When you start monkeying around with markets, strange things happen. This is what the SEC is about to learn as market makers from the seven options exchanges are preparing to ask for exemptions from the new anti-free market SEC short-selling rules. See the article below (emphasis in article).
Tennille Tracy of Dow Jones Newswires reports:
The seven U.S. options exchanges are preparing to ask for an exemption from a new Securities and Exchange Commission rule aimed at slowing short-selling of stock in financial companies, people familiar with the effort said Wednesday.
By putting the kibosh on so-called naked short-selling in companies like Fannie Mae, Freddie Mac and Lehman Brothers, the SEC has complicated life for the market-makers in the options market.
Options market-makers routinely engage in short-selling to hedge positions they take with clients. The SEC’s July 15 decision disrupts that commonly used trading strategy and makes it more expensive to conduct business as usual.
“My book makes a market in nearly every name on [the SEC] list,” said Andy Schwarz, founder of AGS Specialist Partners. “This affects our book in a big way.”

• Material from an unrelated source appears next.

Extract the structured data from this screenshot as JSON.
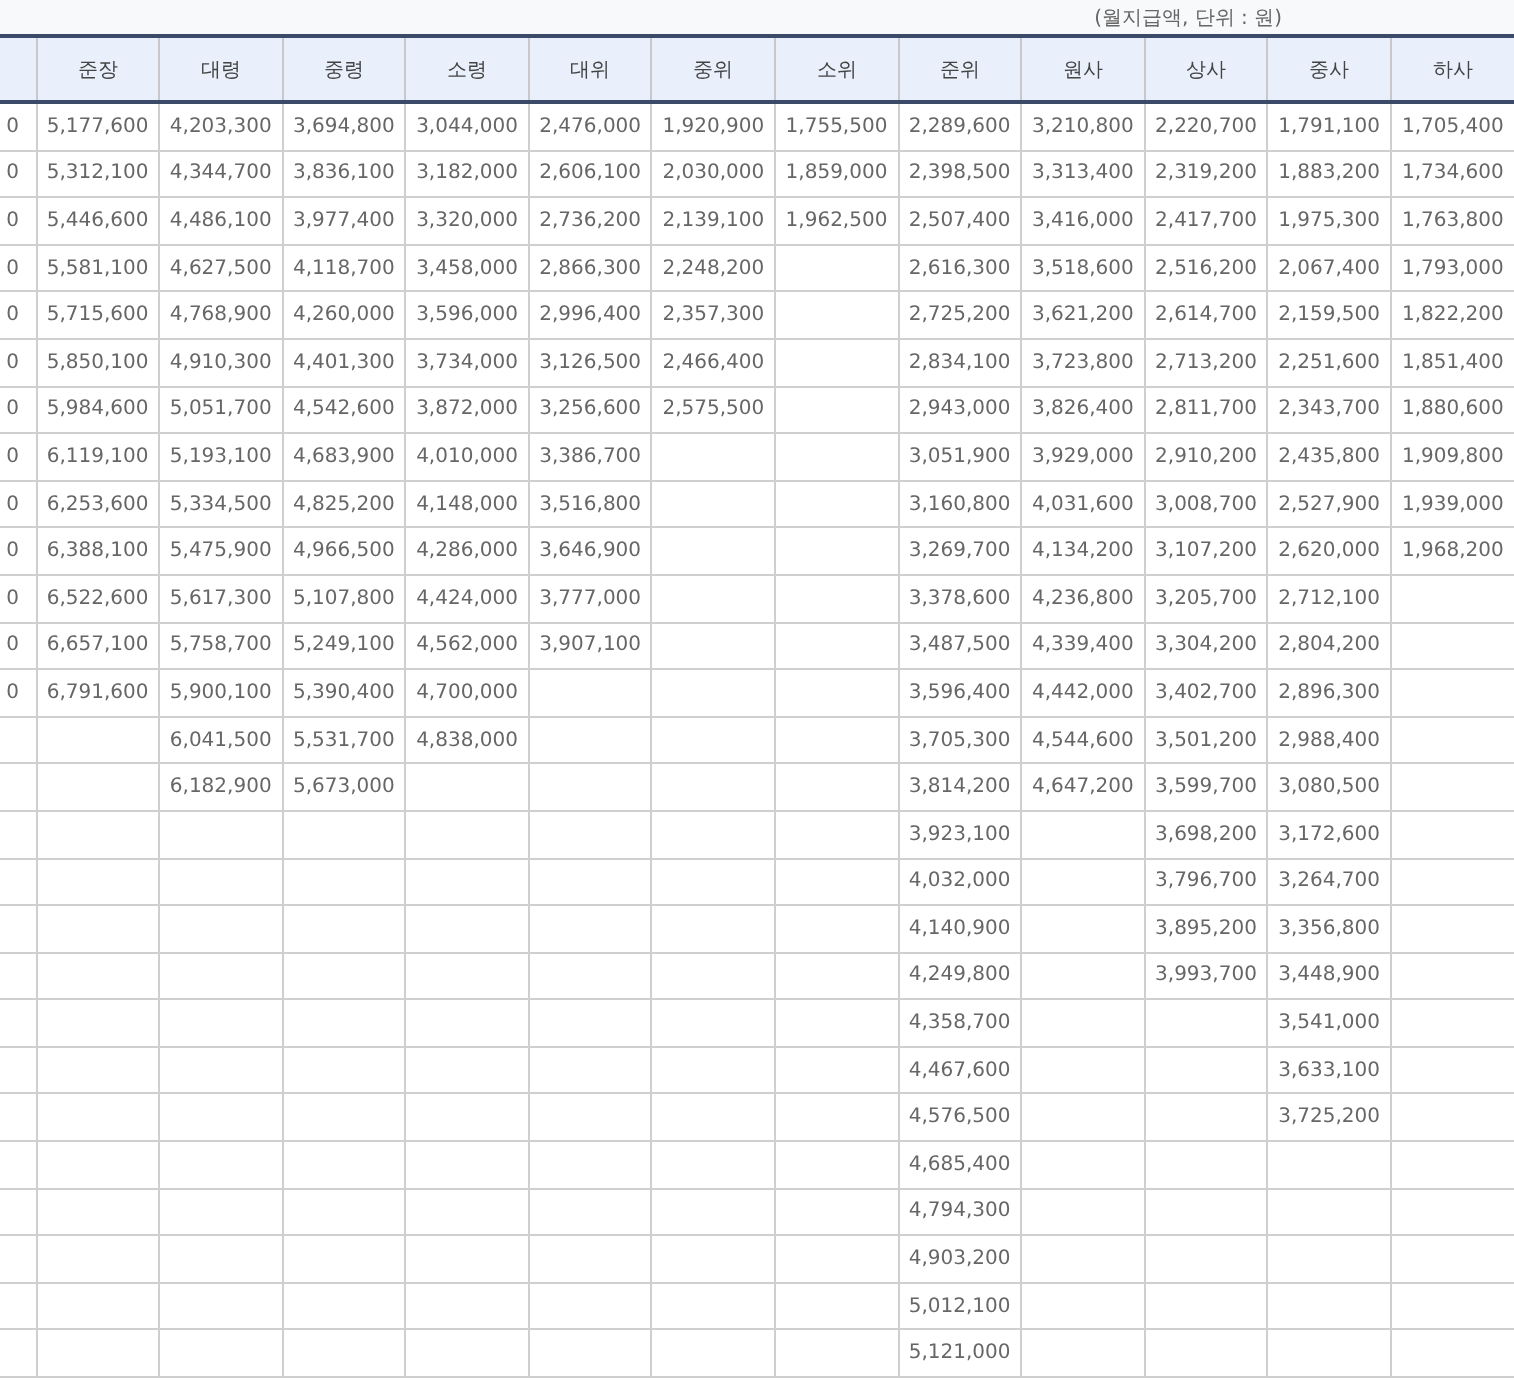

Short sellers are betting that the price of a stock will fall. They do so by selling borrowed stock and then repaying the stock later, hopefully at a lower price. Some investors making such bets hoping to profit when a stock gets cheaper. Others, like options market makers, may merely be trying to offset the risk they take on when selling customers options that rise in value when stock prices fall.
The short-selling rule smacks of obvious panic. It is a regulatory anti-free market solution slapped on in a hurry. Obviously, the Feds want to prop up Fannie, Freddie and other weak financial institutions by any means necessary.
This rule will almost certainly stop naked short-selling. But, it’s the unintended and unforeseen consequences about which one has to worry.